For me, I’ve found it really helpful to switch to this weekly pattern for praying the Psalms. It might sound like an awful lot, but actually, because the Psalms are spread out across 7 or 8 times in the day, none of them demands a huge amount of time in one go. In fact, on non-working days I’ve often found myself not being able to wait for the next office, and so wanting to spend quite a bit of time reading and meditating on Scripture in between them as well. It’s also helped me be less concerned if something unusual happens and I can’t say Morning Prayer or Evening Prayer on a particular day. Before, when I was praying the Psalms over a month, I’d feel the need to try and catch up, as otherwise it would be a whole month before those Psalms came round again. Now I’m more relaxed about it, as there’s the chance to pray them all every week.

You can either say the Psalms or sing them. If you want to sing them, here are some useful resources:
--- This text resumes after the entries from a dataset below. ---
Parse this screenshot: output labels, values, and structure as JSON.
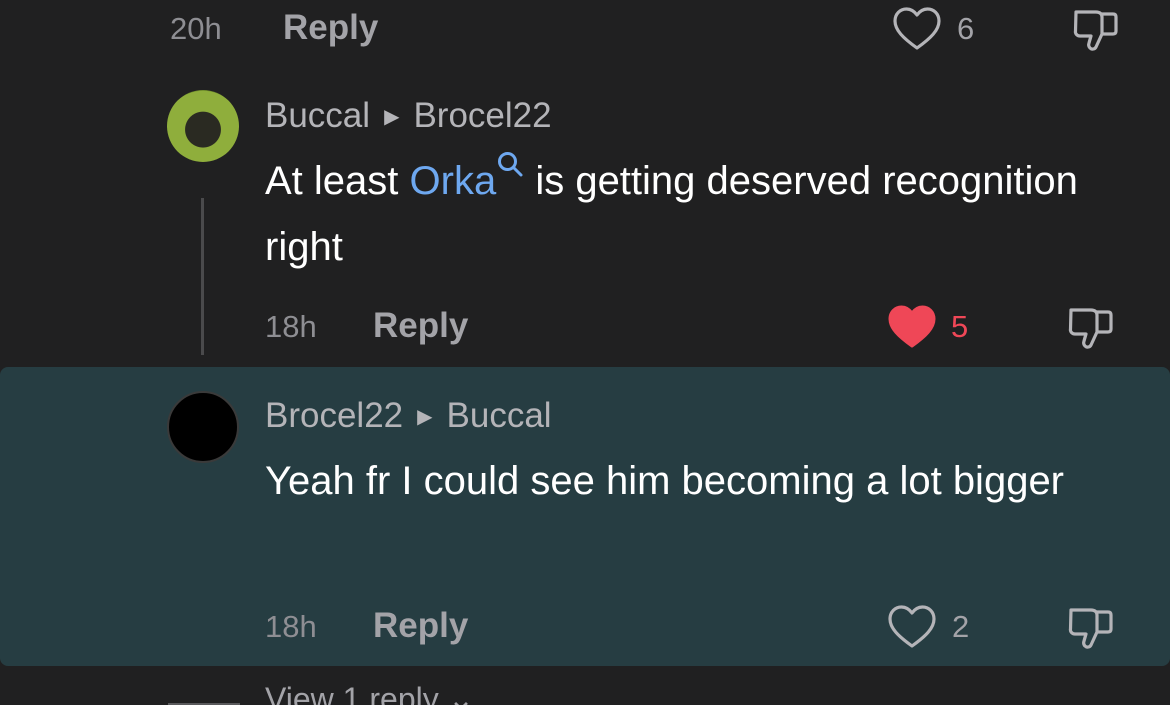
{
  "top_comment": {
    "time": "20h",
    "reply_label": "Reply",
    "like_count": "6",
    "liked": false
  },
  "reply_1": {
    "author": "Buccal",
    "reply_to": "Brocel22",
    "text_before": "At least ",
    "mention": "Orka",
    "text_after": " is getting deserved recognition right",
    "time": "18h",
    "reply_label": "Reply",
    "like_count": "5",
    "liked": true
  },
  "reply_2": {
    "author": "Brocel22",
    "reply_to": "Buccal",
    "text": "Yeah fr I could see him becoming a lot bigger",
    "time": "18h",
    "reply_label": "Reply",
    "like_count": "2",
    "liked": false
  },
  "view_replies_label": "View 1 reply",
  "icons": {
    "like": "heart-icon",
    "dislike": "thumbs-down-icon",
    "search": "search-icon",
    "arrow": "caret-right-icon",
    "expand": "chevron-down-icon"
  },
  "colors": {
    "background": "#202021",
    "highlight": "#263d42",
    "liked_red": "#ef4757",
    "mention_blue": "#6ea8f0"
  }
}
  • The Brotherhood Prayer Book (for singing them in the Authorised/King James Version) – you can find audio recordings all the Psalms from the BPB here, so to learn the tunes you can along to them. (I’ve linked to the Kindle version, which doesn’t contain the musical notation, put is pointed – i.e. marked so that you know which words to change notes on when you’re singing – so you can use it with the free recordings. The hardback with the music is lovely, but you can only get it from the publishers in America.)
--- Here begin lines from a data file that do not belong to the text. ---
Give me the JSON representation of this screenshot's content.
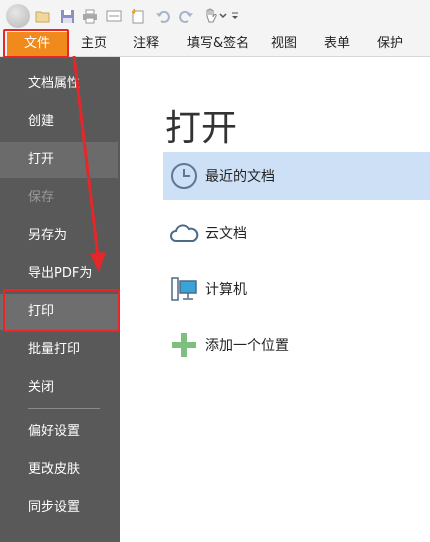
{
  "quick_access": {
    "icons": [
      "app-button-icon",
      "open-folder-icon",
      "save-icon",
      "print-icon",
      "scan-icon",
      "new-icon",
      "undo-icon",
      "redo-icon",
      "hand-tool-icon",
      "dropdown-icon",
      "customize-icon"
    ]
  },
  "tabs": [
    {
      "label": "文件"
    },
    {
      "label": "主页"
    },
    {
      "label": "注释"
    },
    {
      "label": "填写&签名"
    },
    {
      "label": "视图"
    },
    {
      "label": "表单"
    },
    {
      "label": "保护"
    }
  ],
  "menu": {
    "items": [
      {
        "label": "文档属性"
      },
      {
        "label": "创建"
      },
      {
        "label": "打开"
      },
      {
        "label": "保存"
      },
      {
        "label": "另存为"
      },
      {
        "label": "导出PDF为"
      },
      {
        "label": "打印"
      },
      {
        "label": "批量打印"
      },
      {
        "label": "关闭"
      },
      {
        "label": "偏好设置"
      },
      {
        "label": "更改皮肤"
      },
      {
        "label": "同步设置"
      }
    ]
  },
  "panel": {
    "title": "打开",
    "items": [
      {
        "label": "最近的文档",
        "icon": "clock-icon"
      },
      {
        "label": "云文档",
        "icon": "cloud-icon"
      },
      {
        "label": "计算机",
        "icon": "computer-icon"
      },
      {
        "label": "添加一个位置",
        "icon": "plus-icon"
      }
    ]
  },
  "colors": {
    "accent": "#f08a1d",
    "menu_bg": "#595959",
    "selection": "#cde0f5",
    "annotation": "#e8262a"
  }
}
  • The Manual of Plainsong is also a good resource (which is easier to get and cheaper than those other two), with the Coverdale translation of the Psalms (i.e. the translation from the Book of Common Prayer). Edward Carter has been singing through the Psalms from the Manual of Plainsong and posting them on Youtube, so you can easily learn the tunes that way. An older version (which is doesn’t necessarily use the same music for each Psalm as in the current version) is available for free online.
When I’m away from home, I’ll not sing. I usually carry a little ESV Book of Psalms with me wherever I go, as it’s a very handy size with good, big print to easily pray from. If you know the tunes, you can use this to sing from by yourself as well. Once you know the tunes, all you really need to know is where the break in the middle of the verse is (which is usually quite easy to see in this one) to be able to sing any Psalm. (Unless you’re singing with other people, you don’t really need a pointed text to be able to sing the Psalms.) In fact, as long as you can easily see where the middle of the verse is in your Bible, you can sing straight from that too.

If you fancy having a go at singing the Psalms, here a few examples of a few Psalms to a few of the tunes (sung from the NKJV).